CP: Would you say that this journal is reflective of the changing working models of artists?

CT: In terms of changing work models, one thing that is very apparent is that the artists who I invite are often from all over the world.  This is because of how much travels artists make these days and how they become more accessible internationally this way.  This marks a contrast with the previous artist’s periodicals where they had tighter circles based on geography.  On one hand, it’s beautiful to think of how close artists communities used to be, for example in Paris in the beginning of last century and more recently in New York and all the gatherings that took place, which we don’t have as much in our generation.  On the other hand, it’s also wonderful to meet other artists from different parts of the world whose inspirations and topics are completely different from our own and the information is being exchanged in a virtual space within minutes as we are doing right now.

CP: What defines something as a work of art?

CT: Anything goes these days.

CP: In a previous interview with Tony Brown you stated “I think I am part of the generation of globalisation’. How has working between Paris Taiwan and New York changed the way in which you work? And what have you been influenced by culturally?

CT: I often work site specifically and try to engage some sort of local context in places that inspire me.  Other times I bring in something completely from my own culture and apply it into a very different context and some sort of magic happens this way as well.  It really depends on the work relationship I have with the place, the people, and the time that I am given to familiarize myself.  I think geographic placements do have an impact on the way I work.  For example, in New York where the city is so central and so busy, I work more collaboratively and spend more time on Lovely Daze.  It’s mostly in New York where I gather people and organize events for book launches…etc.  Whereas in Paris, I have always felt like a complete outsider, so I feel more mental space to think on my own and work at my own rhythm.  Taipei is where my family is and where I am from, so I can stay there without being in touch with contemporary art at all and just spend time with family and having non-art related conversations.  It is only recently that I became more involved in the local Taiwanese art scene.

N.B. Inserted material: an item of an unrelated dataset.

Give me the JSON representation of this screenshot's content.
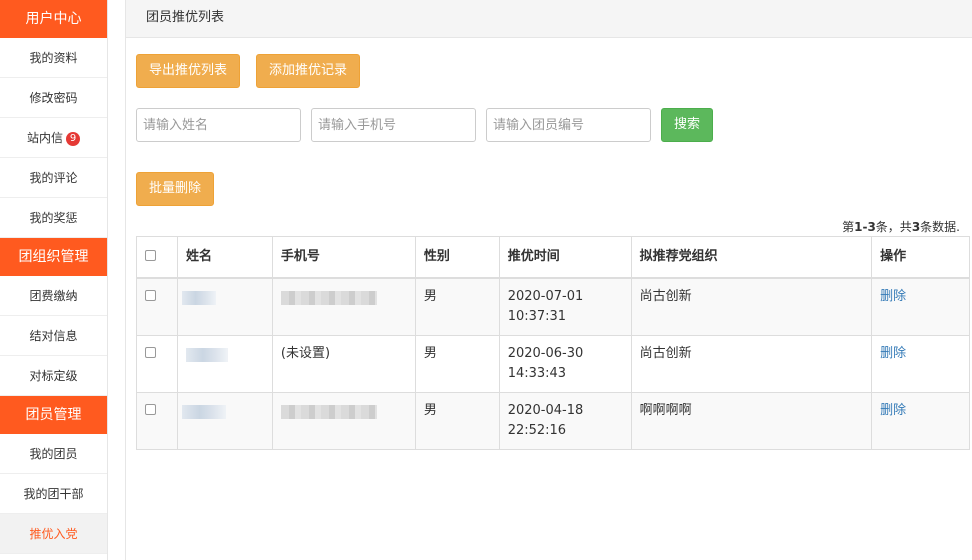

In terms of cultural influence, it comes from everywhere these days… However, what I do find interesting is that because I have lived in the West since I was a teenager, I appreciate the Eastern philosophies and ways of living much more than for example the younger Taiwanese artists who are looking up to the West.  It’s always the opposite that attracts I suppose.

CP: Have you got any forthcoming news to divulge?

CT: One very exciting new project that I am working on is an artist’s book made with a historical printmaking shop in Montparnesse in Paris called Atelier Idem. They have been there since centuries where Matisse and Picasso and more recently David Lynch, Raymond Pettibone have worked.  It’s a magical space with wonderful people and I am currently working on a folding book and will be experimenting with lithographs there.  It’s a dream come true for me to be combining my art practice with my love for books.  The book will be presented at my first solo exhibition at a Galerie Mor Charpentier in Marais in Paris opening on April 26.

CP: I am asking each interviewee to ask a question to the next interviewee. Ritchie Chan asked you:

RC: Where do you get the inspirations for your work?

CT: Life.

CP: And lastly, what question would you like to present to Yida He?

CT: Where are you right now? How are you doing?

Thank you Charwei

Categorized as Press